(TASK OBJECTIVE)
Your answer must match, word for word, the lines from the one holding "Serialize everything readable" through the final line below, with pictures excluded.

+ + + + + + +

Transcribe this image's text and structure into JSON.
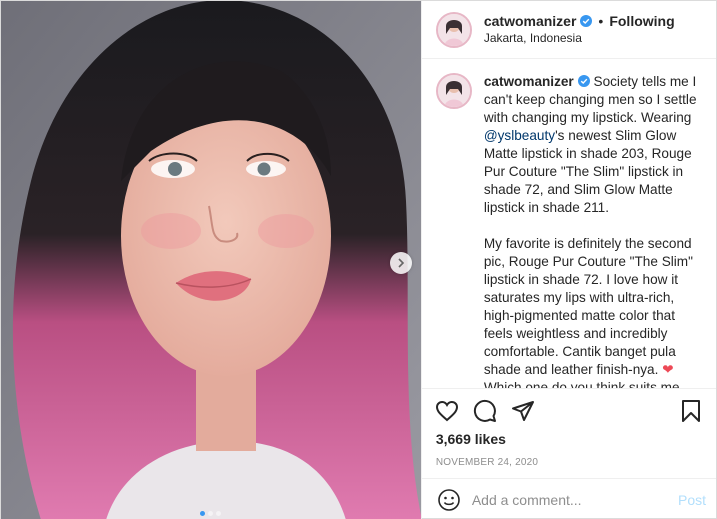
{
  "author": {
    "username": "catwomanizer",
    "follow_state": "Following",
    "location": "Jakarta, Indonesia",
    "separator": "•"
  },
  "caption": {
    "username": "catwomanizer",
    "part1": " Society tells me I can't keep changing men so I settle with changing my lipstick. Wearing ",
    "mention": "@yslbeauty",
    "part2": "'s newest Slim Glow Matte lipstick in shade 203, Rouge Pur Couture \"The Slim\" lipstick in shade 72, and Slim Glow Matte lipstick in shade 211.",
    "para2": "My favorite is definitely the second pic, Rouge Pur Couture \"The Slim\" lipstick in shade 72. I love how it saturates my lips with ultra-rich, high-pigmented matte color that feels weightless and incredibly comfortable. Cantik banget pula shade and leather finish-nya. ",
    "heart": "❤",
    "para2_end": " Which one do you think suits me better?"
  },
  "icons": {
    "like": "heart-icon",
    "comment": "comment-icon",
    "share": "share-icon",
    "save": "bookmark-icon",
    "emoji": "emoji-icon",
    "next": "chevron-right-icon",
    "verified": "verified-badge-icon"
  },
  "likes": "3,669 likes",
  "date": "November 24, 2020",
  "comment_box": {
    "placeholder": "Add a comment...",
    "post_label": "Post"
  },
  "carousel": {
    "slides": 3,
    "active_index": 0
  },
  "colors": {
    "accent": "#3897f0",
    "link": "#00376b",
    "post_disabled": "#b2dffc",
    "heart": "#ed4956"
  }
}
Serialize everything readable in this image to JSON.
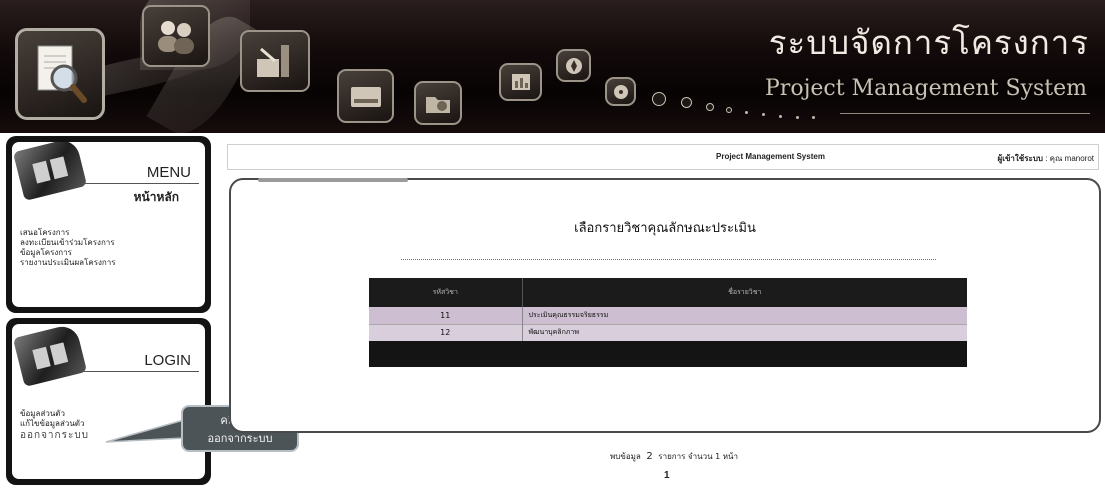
{
  "header": {
    "title_th": "ระบบจัดการโครงการ",
    "title_en": "Project Management System",
    "icons": [
      "magnifier-document-icon",
      "users-icon",
      "tools-icon",
      "hard-drive-icon",
      "folder-icon",
      "chart-icon",
      "compass-icon",
      "disc-icon"
    ]
  },
  "menu_panel": {
    "heading": "MENU",
    "subheading": "หน้าหลัก",
    "items": [
      {
        "label": "เสนอโครงการ"
      },
      {
        "label": "ลงทะเบียนเข้าร่วมโครงการ"
      },
      {
        "label": "ข้อมูลโครงการ"
      },
      {
        "label": "รายงานประเมินผลโครงการ"
      }
    ]
  },
  "login_panel": {
    "heading": "LOGIN",
    "items": [
      {
        "label": "ข้อมูลส่วนตัว"
      },
      {
        "label": "แก้ไขข้อมูลส่วนตัว"
      },
      {
        "label": "ออกจากระบบ"
      }
    ]
  },
  "callout": {
    "line1": "คลิกเมนู",
    "line2": "ออกจากระบบ"
  },
  "topbar": {
    "system_name": "Project Management System",
    "user_label": "ผู้เข้าใช้ระบบ",
    "user_value": " : คุณ manorot"
  },
  "main": {
    "heading": "เลือกรายวิชาคุณลักษณะประเมิน",
    "table": {
      "columns": [
        "รหัสวิชา",
        "ชื่อรายวิชา"
      ],
      "rows": [
        {
          "code": "11",
          "name": "ประเมินคุณธรรมจริยธรรม"
        },
        {
          "code": "12",
          "name": "พัฒนาบุคลิกภาพ"
        }
      ]
    },
    "pager": {
      "prefix": "พบข้อมูล",
      "count": "2",
      "middle": "รายการ จำนวน",
      "pages": "1",
      "suffix": "หน้า",
      "current_page": "1"
    }
  },
  "colors": {
    "banner_bg": "#0e0707",
    "table_header_bg": "#1b1b1b",
    "row_bg": "#cdbfd1",
    "callout_bg": "#4d5458"
  }
}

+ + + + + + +

(YOUR SOLUTION)
Serialize everything readable in this image to JSON.
{
  "header": {
    "title_th": "ระบบจัดการโครงการ",
    "title_en": "Project Management System",
    "icons": [
      "magnifier-document-icon",
      "users-icon",
      "tools-icon",
      "hard-drive-icon",
      "folder-icon",
      "chart-icon",
      "compass-icon",
      "disc-icon"
    ]
  },
  "menu_panel": {
    "heading": "MENU",
    "subheading": "หน้าหลัก",
    "items": [
      {
        "label": "เสนอโครงการ"
      },
      {
        "label": "ลงทะเบียนเข้าร่วมโครงการ"
      },
      {
        "label": "ข้อมูลโครงการ"
      },
      {
        "label": "รายงานประเมินผลโครงการ"
      }
    ]
  },
  "login_panel": {
    "heading": "LOGIN",
    "items": [
      {
        "label": "ข้อมูลส่วนตัว"
      },
      {
        "label": "แก้ไขข้อมูลส่วนตัว"
      },
      {
        "label": "ออกจากระบบ"
      }
    ]
  },
  "callout": {
    "line1": "คลิกเมนู",
    "line2": "ออกจากระบบ"
  },
  "topbar": {
    "system_name": "Project Management System",
    "user_label": "ผู้เข้าใช้ระบบ",
    "user_value": " : คุณ manorot"
  },
  "main": {
    "heading": "เลือกรายวิชาคุณลักษณะประเมิน",
    "table": {
      "columns": [
        "รหัสวิชา",
        "ชื่อรายวิชา"
      ],
      "rows": [
        {
          "code": "11",
          "name": "ประเมินคุณธรรมจริยธรรม"
        },
        {
          "code": "12",
          "name": "พัฒนาบุคลิกภาพ"
        }
      ]
    },
    "pager": {
      "prefix": "พบข้อมูล",
      "count": "2",
      "middle": "รายการ จำนวน",
      "pages": "1",
      "suffix": "หน้า",
      "current_page": "1"
    }
  },
  "colors": {
    "banner_bg": "#0e0707",
    "table_header_bg": "#1b1b1b",
    "row_bg": "#cdbfd1",
    "callout_bg": "#4d5458"
  }
}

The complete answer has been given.